In the early seventeenth century the three-hundred-year-old Ming dynasty lapsed into a deep military-political and economic crisis. Its decline became most pronounced during the time of Emperor Chongzheng whose reign was plagued by numerous revolts. Drought, famines, and high takes combined to impoverish the population, which bred unrest and mutiny. The largest rebellion was led by Li Zicheng, a minor Ming official, who moved northward from the South and, having built up his forces, approached the walls of the Ming capital, Beijing.
With the city under siege, Emperor Chongzheng made up his mind to commit suicide. Exclaiming, “Why did you have to be born to such a hapless family?” it is said he struck his fifteen-years-old daughter with a sword before he left the palace and hanged himself with a silk rope on a buckthorn tree behind the Forbidden City, which in line with an old Chinese tradition was tantamount to the nation. After the King’s death, 80,000 people committed suicide to show their loyalty to the State. This is how on April 26, 1644, the Ming dynasty fell.
They Came From the North…
But Li, having captured Beijing, lacked the leadership ability to make the best of his victory. Having spent a mere eighty days in the capital, he was driven out by northern savages and killed the next year in an encounter with these same men. The Ming general Wu Sangui decided to form an allegiance with the northern Manchus to get rid of Li’s bandits. But as soon at the northern Manchus came they proclaimed the Qing dynasty, which was to continue for 267 years, as the last chapter of the history of China’s monarchy. These northern Hu, who were nomads of the same Tungusic stock as those who had forced their way into China in 1126, made Beijing their capital and named their empire Chin. Now they called themselves Manchu. At this time there were only three hundred thousand Manchu and three hundred million Chinese!
Although the Manchu immediately adopted the Chinese administrative system, they also imposed their own ways. The Manchurian custom of men shaving their hair and leaving only a long braided strand hanging from the back of the head was enforced throughout China. Knowing themselves to be a hundred times fewer in number than the Chinese, they took some measures to avoid assimilation. For example, marriages between Manchus and Chinese were prohibited by law.
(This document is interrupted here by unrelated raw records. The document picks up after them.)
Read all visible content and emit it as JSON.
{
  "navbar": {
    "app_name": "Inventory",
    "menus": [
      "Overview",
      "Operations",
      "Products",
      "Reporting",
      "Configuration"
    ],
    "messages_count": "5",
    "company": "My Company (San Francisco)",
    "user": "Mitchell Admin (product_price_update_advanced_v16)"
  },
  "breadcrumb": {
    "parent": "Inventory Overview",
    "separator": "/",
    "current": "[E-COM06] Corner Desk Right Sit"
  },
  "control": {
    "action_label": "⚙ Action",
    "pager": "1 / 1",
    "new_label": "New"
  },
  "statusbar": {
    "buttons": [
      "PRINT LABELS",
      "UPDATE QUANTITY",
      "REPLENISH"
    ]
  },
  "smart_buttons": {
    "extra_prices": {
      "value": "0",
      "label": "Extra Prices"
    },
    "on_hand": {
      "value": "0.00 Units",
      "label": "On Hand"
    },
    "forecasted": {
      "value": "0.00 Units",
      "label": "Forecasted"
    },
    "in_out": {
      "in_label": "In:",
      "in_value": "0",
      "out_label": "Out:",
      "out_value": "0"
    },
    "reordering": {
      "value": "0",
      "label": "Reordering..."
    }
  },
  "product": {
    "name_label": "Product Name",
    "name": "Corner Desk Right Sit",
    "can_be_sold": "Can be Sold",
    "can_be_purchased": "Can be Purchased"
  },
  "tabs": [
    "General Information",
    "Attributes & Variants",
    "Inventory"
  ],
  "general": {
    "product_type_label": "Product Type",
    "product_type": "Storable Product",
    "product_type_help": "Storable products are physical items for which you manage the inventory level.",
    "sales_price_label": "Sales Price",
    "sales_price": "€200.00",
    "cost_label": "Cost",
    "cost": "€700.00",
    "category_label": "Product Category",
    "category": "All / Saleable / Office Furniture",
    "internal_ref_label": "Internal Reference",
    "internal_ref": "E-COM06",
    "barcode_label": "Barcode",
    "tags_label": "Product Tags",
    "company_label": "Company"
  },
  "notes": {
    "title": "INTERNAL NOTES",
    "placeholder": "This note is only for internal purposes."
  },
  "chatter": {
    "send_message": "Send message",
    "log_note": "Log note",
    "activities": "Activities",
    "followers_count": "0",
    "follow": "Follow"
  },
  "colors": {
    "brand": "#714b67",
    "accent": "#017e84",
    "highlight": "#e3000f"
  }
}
They also displayed their true nomadic nature, which had little regard for labor, and forbade Manchus from engaging in trade, arable farming, and crafts, leaving them to be the civil and military supervisors.
But of course the Manchu lacked the knowledge, experience, and skill as well as qualified personnel needed to run the huge Chinese empire in the most appropriate way, this is, the Chinese way. That is why in 1648, for instance, less than 16 percent of the total leadership ranking higher than hoshuu administrators were Manchu. For two hundred years the Manchu did sit high at the top of the administrative system, but the government manicure was almost entirely worked by the Chinese in the most authentic Chinese tradition.
Origin of the Manchus
During the 5th century B.C, the region from which the Manchu came was inhabited by the Sushen. From 3rd century B.C, – 3rd century A.D, the Donghu, who had defeated the Hunnu, lived there. During the Koguryo and Yalu periods, the ancestors of the Manchus and the Koreans lived in the same country. Afterward, Shenpi, Mohe, and Xi took over and, in the 7th century, they founded a state called Bohai, with its capital on the river Sungari. However, in 926 they were brought down by the Khitan, or proto-Mongols.
During the 15th century one of their tribes, the Jurchid, rose to power under Aguda Khan and overthrew the Khitan. Having conquered present-day Tsahar and northern China, they reached the Yellow River and in 1126 proclaimed the Empire of the Jurchid under the name of Jin or the Golden Empire. Its capital had been in Beijing until 1234 when the Dynasty had been destroyed completely by the Mongols.
They started by Nurhaci was carried on by Abahai, his son and successor. By the time Abahai died, the Empire had expanded from the Korean Peninsula to Inner Mongolia and the Great Wall of China. Abahai officially received the name Manchu and changed the name of his dynasty from Jing to Qing.
- 1619: Lighden Khan sent a letter of opposition to Nurhaci.
- 1624: Horchin, Dorvod, Jalaid and Gorlos aimags surrender to the Qing Dynasty.
- 1627: The five southern Halh tribes, and Harchin, Naiman and Aohan aimags joined the Qing Dynasty.
- 1632: The Qing Emperor attacked Tsahar and Ligden escapes to Huh Nuur.
- 1634: Tsogt Huntaij of the Halh moved to Huh Nuur and seized Amdo.
- 1636: The sixteen aimags of Inner Mongolia assemble in Mugden and Inner Mongolia joins the Qing Dynasty. The military of the Mongolian government established. Manchu Emperor Abahai proclaimed himself as the Khan of Mongolia. Manchu emperor Abahai changed the name of the Jing Dynasty to the Qing.